_What you are asked to do_. Every record should be copied exactly, and the images omitted.

_Records from a data collection_.
----
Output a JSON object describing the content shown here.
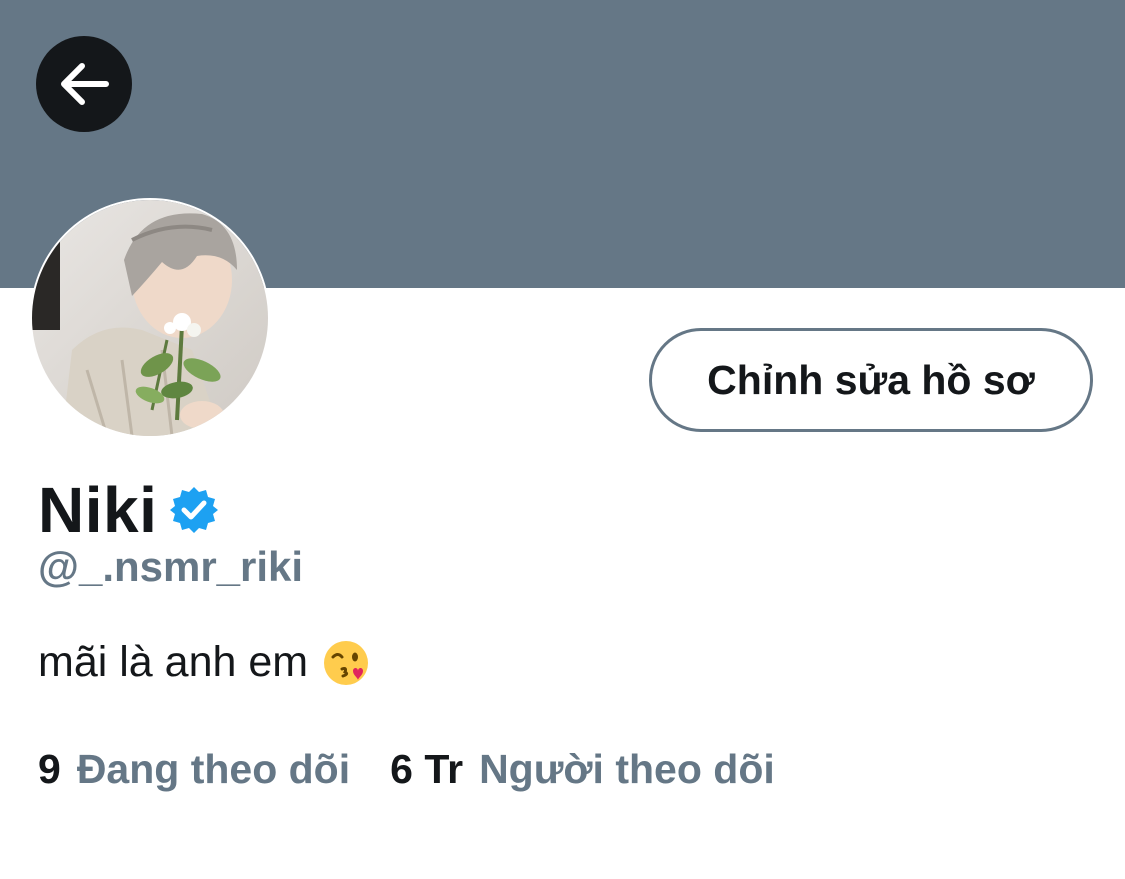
{
  "profile": {
    "display_name": "Niki",
    "handle": "@_.nsmr_riki",
    "bio": "mãi là anh em",
    "bio_emoji": "face-throwing-kiss-emoji"
  },
  "actions": {
    "edit_profile_label": "Chỉnh sửa hồ sơ",
    "back_icon": "arrow-left-icon"
  },
  "stats": {
    "following_count": "9",
    "following_label": "Đang theo dõi",
    "followers_count": "6 Tr",
    "followers_label": "Người theo dõi"
  },
  "colors": {
    "banner": "#657786",
    "verified": "#1da1f2",
    "secondary_text": "#657786",
    "primary_text": "#14171a"
  }
}
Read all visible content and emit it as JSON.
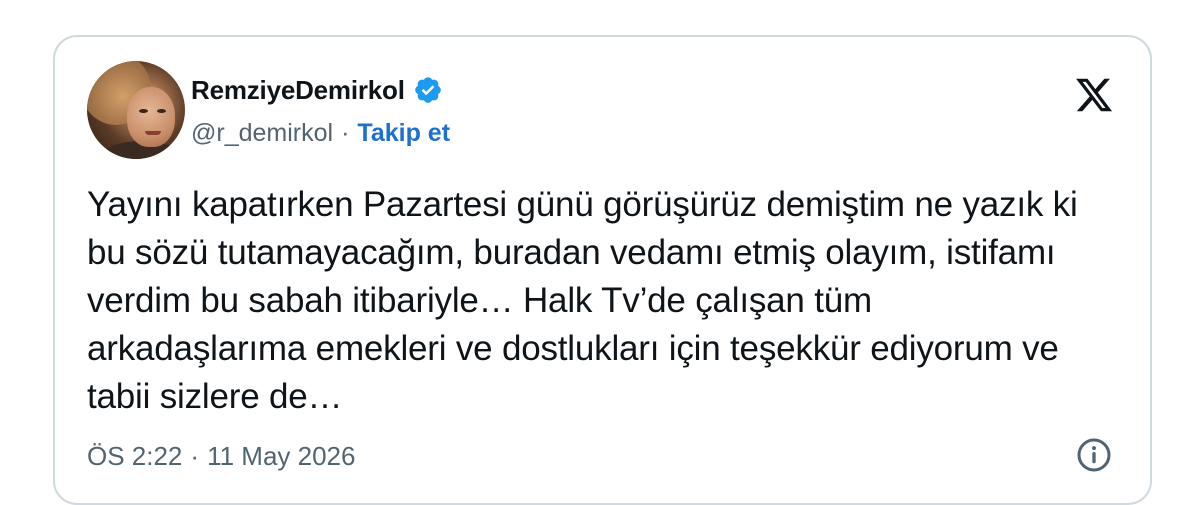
{
  "tweet": {
    "author": {
      "display_name": "RemziyeDemirkol",
      "handle": "@r_demirkol",
      "verified": true
    },
    "follow_separator": "·",
    "follow_label": "Takip et",
    "text": "Yayını kapatırken Pazartesi günü görüşürüz demiştim ne yazık ki bu sözü tutamayacağım, buradan vedamı etmiş olayım, istifamı verdim bu sabah itibariyle… Halk Tv’de çalışan tüm arkadaşlarıma emekleri ve dostlukları için teşekkür ediyorum ve tabii sizlere de…",
    "time": "ÖS 2:22",
    "meta_separator": "·",
    "date": "11 May 2026"
  },
  "icons": {
    "verified": "verified-badge-icon",
    "brand": "x-logo-icon",
    "info": "info-icon"
  },
  "colors": {
    "text": "#0f1419",
    "secondary": "#536471",
    "link": "#1d6fd1",
    "verified": "#1d9bf0",
    "border": "#cfd9de"
  }
}
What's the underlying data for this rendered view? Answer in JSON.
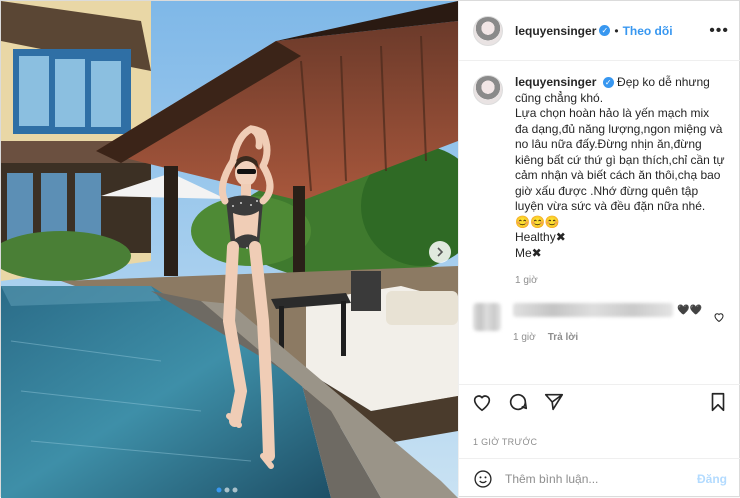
{
  "post": {
    "username": "lequyensinger",
    "verified": true,
    "follow_label": "Theo dõi",
    "separator": "•",
    "more_label": "•••",
    "caption": "Đẹp ko dễ nhưng cũng chẳng khó.\nLựa chọn hoàn hảo là yến mạch mix đa dạng,đủ năng lượng,ngon miệng và no lâu nữa đấy.Đừng nhịn ăn,đừng kiêng bất cứ thứ gì bạn thích,chỉ cần tự cảm nhận và biết cách ăn thôi,chạ bao giờ xấu được .Nhớ đừng quên tập luyện vừa sức và đều đặn nữa nhé.\n😊😊😊\nHealthy✖\nMe✖",
    "caption_time": "1 giờ",
    "comment_emoji": "🖤🖤",
    "comment_time": "1 giờ",
    "reply_label": "Trả lời",
    "date_label": "1 GIỜ TRƯỚC",
    "add_comment_placeholder": "Thêm bình luận...",
    "post_button_label": "Đăng",
    "carousel_dots": 3,
    "carousel_active_index": 0
  },
  "icons": [
    "heart-icon",
    "comment-icon",
    "share-icon",
    "bookmark-icon",
    "emoji-icon",
    "more-options-icon",
    "verified-icon",
    "next-arrow-icon",
    "small-heart-icon"
  ],
  "colors": {
    "accent": "#3897f0",
    "muted": "#8e8e8e",
    "post_disabled": "#b3dbff"
  }
}
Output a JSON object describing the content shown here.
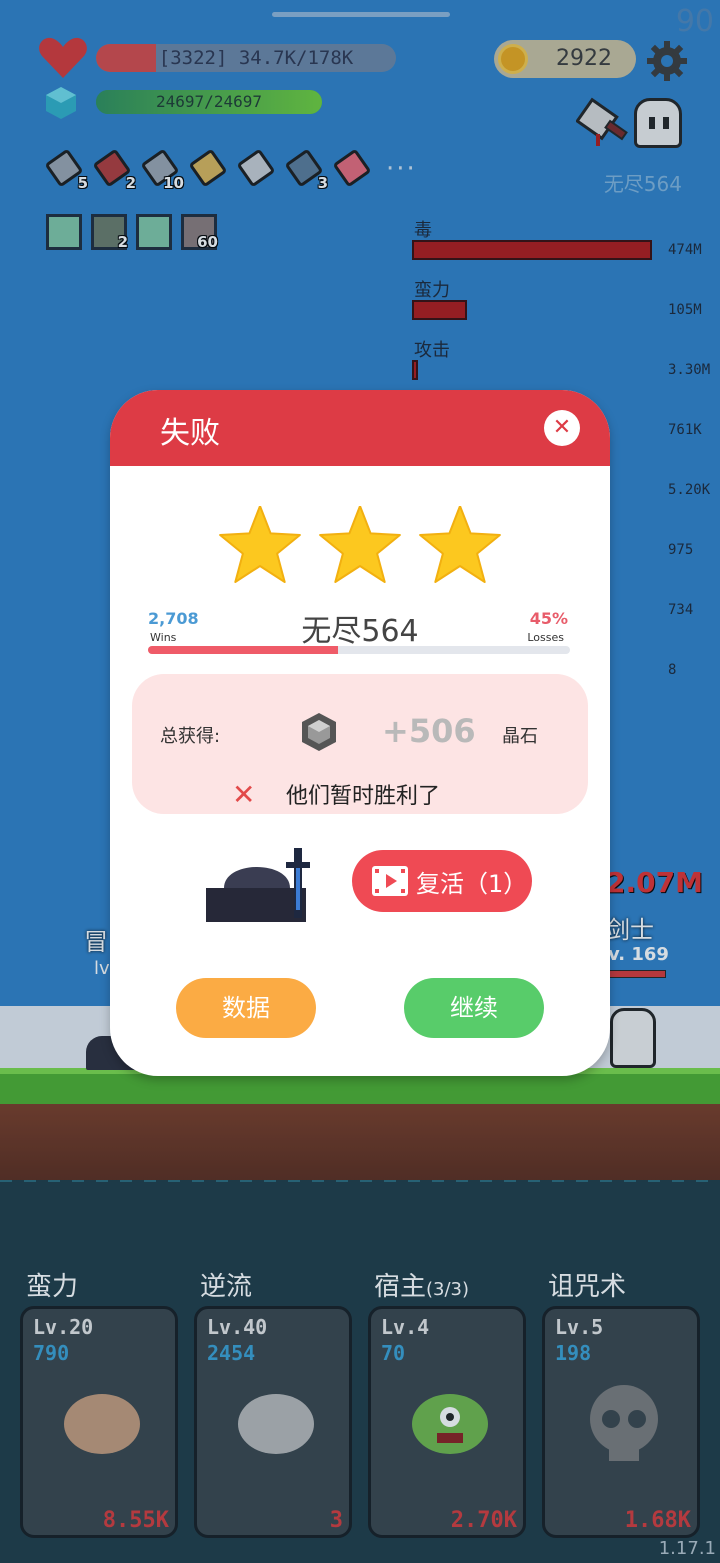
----
_Result below_.
Output a JSON object describing the content shown here.
{
  "profile": {
    "display_name": "Niki",
    "handle": "@_.nsmr_riki",
    "bio": "mãi là anh em",
    "bio_emoji": "face-throwing-kiss-emoji"
  },
  "actions": {
    "edit_profile_label": "Chỉnh sửa hồ sơ",
    "back_icon": "arrow-left-icon"
  },
  "stats": {
    "following_count": "9",
    "following_label": "Đang theo dõi",
    "followers_count": "6 Tr",
    "followers_label": "Người theo dõi"
  },
  "colors": {
    "banner": "#657786",
    "verified": "#1da1f2",
    "secondary_text": "#657786",
    "primary_text": "#14171a"
  }
}
Read all visible content and emit it as JSON.
{
  "tweet": {
    "author": {
      "display_name": "RemziyeDemirkol",
      "handle": "@r_demirkol",
      "verified": true
    },
    "follow_separator": "·",
    "follow_label": "Takip et",
    "text": "Yayını kapatırken Pazartesi günü görüşürüz demiştim ne yazık ki bu sözü tutamayacağım, buradan vedamı etmiş olayım, istifamı verdim bu sabah itibariyle… Halk Tv’de çalışan tüm arkadaşlarıma emekleri ve dostlukları için teşekkür ediyorum ve tabii sizlere de…",
    "time": "ÖS 2:22",
    "meta_separator": "·",
    "date": "11 May 2026"
  },
  "icons": {
    "verified": "verified-badge-icon",
    "brand": "x-logo-icon",
    "info": "info-icon"
  },
  "colors": {
    "text": "#0f1419",
    "secondary": "#536471",
    "link": "#1d6fd1",
    "verified": "#1d9bf0",
    "border": "#cfd9de"
  }
}
What's the underlying data for this rendered view? Answer in JSON.
{
  "post": {
    "username": "lequyensinger",
    "verified": true,
    "follow_label": "Theo dõi",
    "separator": "•",
    "more_label": "•••",
    "caption": "Đẹp ko dễ nhưng cũng chẳng khó.\nLựa chọn hoàn hảo là yến mạch mix đa dạng,đủ năng lượng,ngon miệng và no lâu nữa đấy.Đừng nhịn ăn,đừng kiêng bất cứ thứ gì bạn thích,chỉ cần tự cảm nhận và biết cách ăn thôi,chạ bao giờ xấu được .Nhớ đừng quên tập luyện vừa sức và đều đặn nữa nhé.\n😊😊😊\nHealthy✖\nMe✖",
    "caption_time": "1 giờ",
    "comment_emoji": "🖤🖤",
    "comment_time": "1 giờ",
    "reply_label": "Trả lời",
    "date_label": "1 GIỜ TRƯỚC",
    "add_comment_placeholder": "Thêm bình luận...",
    "post_button_label": "Đăng",
    "carousel_dots": 3,
    "carousel_active_index": 0
  },
  "icons": [
    "heart-icon",
    "comment-icon",
    "share-icon",
    "bookmark-icon",
    "emoji-icon",
    "more-options-icon",
    "verified-icon",
    "next-arrow-icon",
    "small-heart-icon"
  ],
  "colors": {
    "accent": "#3897f0",
    "muted": "#8e8e8e",
    "post_disabled": "#b3dbff"
  }
}
Output a JSON object describing the content shown here.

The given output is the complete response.